“Old Elmer,” my friend mumbled, as though he hadn’t heard my warning. But something must have gotten through, because he changed the subject. “They say it’s going to rain.”
“They’re often as wrong as they’re right,” I said.
“I know,” he replied. “Can’t trust anyone these days.”
I tried to change the subject. “How’s—?”
“Don’t ask,” he interrupted. “Don’t make me think about it. Let’s just sit here in silence in some animal warmth.”
We were sitting together like that for about five minutes, me getting impatient to get back to my work, Fred comforted by the warmth, when the boss walked in and said,
“Say, have you seen the report on … oh, Fred, hello. How are you?”
“My cat’s dead,” Fred said. He got up and walked to the door. “Elmer’s long-gone, too.” And he left.
My boss said, “Who’s Elmer?”
“You really want to know about it?”
He did. He was the boss.

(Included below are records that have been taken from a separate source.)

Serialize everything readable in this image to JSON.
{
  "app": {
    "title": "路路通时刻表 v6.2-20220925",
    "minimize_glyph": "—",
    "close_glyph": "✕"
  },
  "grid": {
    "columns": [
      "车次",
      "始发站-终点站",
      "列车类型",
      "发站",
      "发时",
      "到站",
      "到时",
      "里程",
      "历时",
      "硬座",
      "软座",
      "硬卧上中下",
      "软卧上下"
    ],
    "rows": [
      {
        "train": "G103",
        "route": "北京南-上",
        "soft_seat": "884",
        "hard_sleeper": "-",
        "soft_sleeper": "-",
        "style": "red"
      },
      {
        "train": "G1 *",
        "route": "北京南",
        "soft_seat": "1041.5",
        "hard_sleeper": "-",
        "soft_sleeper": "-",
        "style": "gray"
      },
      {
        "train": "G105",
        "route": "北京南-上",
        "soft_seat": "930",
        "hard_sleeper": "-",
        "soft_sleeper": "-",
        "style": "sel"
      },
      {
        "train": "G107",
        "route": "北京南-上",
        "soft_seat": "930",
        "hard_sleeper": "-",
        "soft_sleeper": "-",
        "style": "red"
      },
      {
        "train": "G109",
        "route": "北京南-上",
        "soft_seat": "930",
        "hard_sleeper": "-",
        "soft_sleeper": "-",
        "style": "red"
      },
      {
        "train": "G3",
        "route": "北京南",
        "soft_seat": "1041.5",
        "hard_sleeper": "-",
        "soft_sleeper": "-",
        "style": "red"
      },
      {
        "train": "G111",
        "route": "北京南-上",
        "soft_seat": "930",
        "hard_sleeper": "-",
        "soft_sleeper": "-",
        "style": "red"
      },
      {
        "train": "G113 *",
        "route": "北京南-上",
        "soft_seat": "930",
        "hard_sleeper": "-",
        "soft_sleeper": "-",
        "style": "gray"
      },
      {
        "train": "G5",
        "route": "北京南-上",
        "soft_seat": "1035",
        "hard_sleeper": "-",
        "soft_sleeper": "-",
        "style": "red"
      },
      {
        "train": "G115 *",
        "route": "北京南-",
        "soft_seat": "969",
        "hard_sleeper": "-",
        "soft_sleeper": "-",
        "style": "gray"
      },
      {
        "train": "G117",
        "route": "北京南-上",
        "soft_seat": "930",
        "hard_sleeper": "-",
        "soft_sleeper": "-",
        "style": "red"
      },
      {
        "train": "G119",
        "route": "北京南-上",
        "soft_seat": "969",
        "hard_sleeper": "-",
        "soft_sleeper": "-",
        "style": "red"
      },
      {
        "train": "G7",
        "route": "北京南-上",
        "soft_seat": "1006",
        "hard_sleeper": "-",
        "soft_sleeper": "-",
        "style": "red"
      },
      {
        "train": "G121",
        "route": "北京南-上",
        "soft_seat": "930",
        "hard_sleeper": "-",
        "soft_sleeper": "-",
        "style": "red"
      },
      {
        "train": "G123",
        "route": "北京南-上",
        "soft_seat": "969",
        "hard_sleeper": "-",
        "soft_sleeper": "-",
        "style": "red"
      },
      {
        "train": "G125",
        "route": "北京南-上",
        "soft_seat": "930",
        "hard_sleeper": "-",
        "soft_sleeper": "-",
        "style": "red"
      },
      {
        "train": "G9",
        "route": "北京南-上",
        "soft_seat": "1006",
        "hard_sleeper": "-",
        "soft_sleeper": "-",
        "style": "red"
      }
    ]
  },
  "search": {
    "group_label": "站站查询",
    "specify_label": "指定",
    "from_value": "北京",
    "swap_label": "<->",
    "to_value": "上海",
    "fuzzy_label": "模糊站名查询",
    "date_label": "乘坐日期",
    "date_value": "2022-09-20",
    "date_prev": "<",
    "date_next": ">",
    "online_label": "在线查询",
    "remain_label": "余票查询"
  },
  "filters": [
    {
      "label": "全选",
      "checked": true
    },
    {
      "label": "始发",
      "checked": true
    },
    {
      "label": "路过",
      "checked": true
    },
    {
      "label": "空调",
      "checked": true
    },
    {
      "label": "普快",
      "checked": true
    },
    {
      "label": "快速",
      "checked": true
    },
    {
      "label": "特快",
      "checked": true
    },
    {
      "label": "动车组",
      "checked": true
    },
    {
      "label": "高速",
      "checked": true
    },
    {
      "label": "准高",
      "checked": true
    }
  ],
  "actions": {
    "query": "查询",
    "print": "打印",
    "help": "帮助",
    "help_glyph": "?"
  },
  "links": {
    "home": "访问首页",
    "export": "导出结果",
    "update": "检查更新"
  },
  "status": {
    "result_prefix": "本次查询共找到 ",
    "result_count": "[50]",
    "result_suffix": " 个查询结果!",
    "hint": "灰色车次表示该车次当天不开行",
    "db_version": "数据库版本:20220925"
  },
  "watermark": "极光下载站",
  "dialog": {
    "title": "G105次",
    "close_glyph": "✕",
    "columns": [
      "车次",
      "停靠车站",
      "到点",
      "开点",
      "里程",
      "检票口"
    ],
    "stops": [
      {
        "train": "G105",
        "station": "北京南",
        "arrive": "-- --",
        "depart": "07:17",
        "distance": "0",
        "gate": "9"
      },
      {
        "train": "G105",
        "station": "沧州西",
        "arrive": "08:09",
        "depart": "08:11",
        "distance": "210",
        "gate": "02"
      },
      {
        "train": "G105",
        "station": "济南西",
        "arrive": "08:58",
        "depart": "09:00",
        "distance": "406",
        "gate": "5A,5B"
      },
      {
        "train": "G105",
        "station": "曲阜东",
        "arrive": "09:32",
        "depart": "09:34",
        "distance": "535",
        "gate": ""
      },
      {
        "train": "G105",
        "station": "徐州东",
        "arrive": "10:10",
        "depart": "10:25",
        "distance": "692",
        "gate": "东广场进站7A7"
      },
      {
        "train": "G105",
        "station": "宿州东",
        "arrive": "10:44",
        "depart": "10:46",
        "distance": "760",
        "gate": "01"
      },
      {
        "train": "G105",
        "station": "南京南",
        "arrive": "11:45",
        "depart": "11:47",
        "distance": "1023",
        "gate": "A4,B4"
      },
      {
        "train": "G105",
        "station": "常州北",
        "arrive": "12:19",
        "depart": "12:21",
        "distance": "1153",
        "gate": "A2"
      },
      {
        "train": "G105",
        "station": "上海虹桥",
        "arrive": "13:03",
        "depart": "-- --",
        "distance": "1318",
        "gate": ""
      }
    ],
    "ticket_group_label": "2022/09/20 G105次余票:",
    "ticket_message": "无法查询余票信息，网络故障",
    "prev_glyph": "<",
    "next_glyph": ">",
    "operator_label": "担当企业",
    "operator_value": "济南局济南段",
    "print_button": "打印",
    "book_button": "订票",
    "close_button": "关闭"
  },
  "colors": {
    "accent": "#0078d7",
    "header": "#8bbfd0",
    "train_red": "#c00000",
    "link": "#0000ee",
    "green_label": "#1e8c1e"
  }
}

It was his job to know about such things. So I told him.
After hearing everything, he was silent for a long while.
“I had a dog named Buster who died when I was a kid.”
Sharing some more animal warmth was about to happen in my office again, and it wasn’t even nine thirty-five in the morning on a Monday.
“I love you, Mam. Oh how I looooove you. So much and double so much.” The daughter opened her mouth for more.
Mam said back, giving her more, “And I love you. You are so perfect.”
Daughter ate it up and said right back, “Mam, you can do anything. Just anything.”
They wanted to hug, but couldn’t because the daughter did not have arms. Or legs. Or any appendage. She was simply one big mouth with lips, tongue, teeth, moisture and love. Love for her Mam.
“I looooove you, mam.”
“I waaaaaaant, mam.”
“What do you want, my dearest of dears?”
The big mouth smacked its lips.
“I want something you can get for me.”
“That’s why I’m here.” The Mam beamed. She could not help herself, she had to say it again. “You are perfect. Just perfect.”
“And when I do something wrong, mam? When I’m older and am bad, what will you do?”
“I will scold you, correct you, teach you, forgive you, and everything will go back to what it was before you were bad.”
“You’re the best mam ever!”
Mam went out and bought three books, a pair of gloves, five pairs of shoes, eyeglasses in a fancy frame, chocolate bars, four types of cakes so she could have a bite of each, and a new toothbrush and toothpaste.
“Oh, Mam, stuff! Stuff! Lots of stuff! You thought of me! But mam. Mam! Shoes? Eyeglasses? Gloves? What are they for?”
“For when you grow older and develop.”
“Oh mam! Mam, you think of everything! Everything!” The mouth loved using exclamation marks. She couldn’t help it if everything was wonderful. Wonderful! “Feed me, Mam. Feed me everything. I am made for it. One big happy need! You fulfill me!”
Mam went to the kitchen, stayed there a while, came back with three mounds of food, which she spoon and fork fed to her open-mouthed daughter.
“Mmmmm, Mam. You’re the best!”
“No, you’re the best.”
“No, you’re the best.”
And so forth until Mam went to get dessert.
And mam asked, defining future needs she looked forward to providing, “And what does my perfect baby darling forever want from me?”
“Hug me, give to me, forgive me, buy for me, feed me, squeeze me, fulfill me, shape me, take me, make me.”
“Oh my daughter!”
“Oh my mammy!”
“We were made for each other.”
“Oh, yes, mammy! Oh! Yes!”
And the daughter began hungrily nibbling her mother and the mam said, “My darling. My perfect, loving little girl. Ouch.”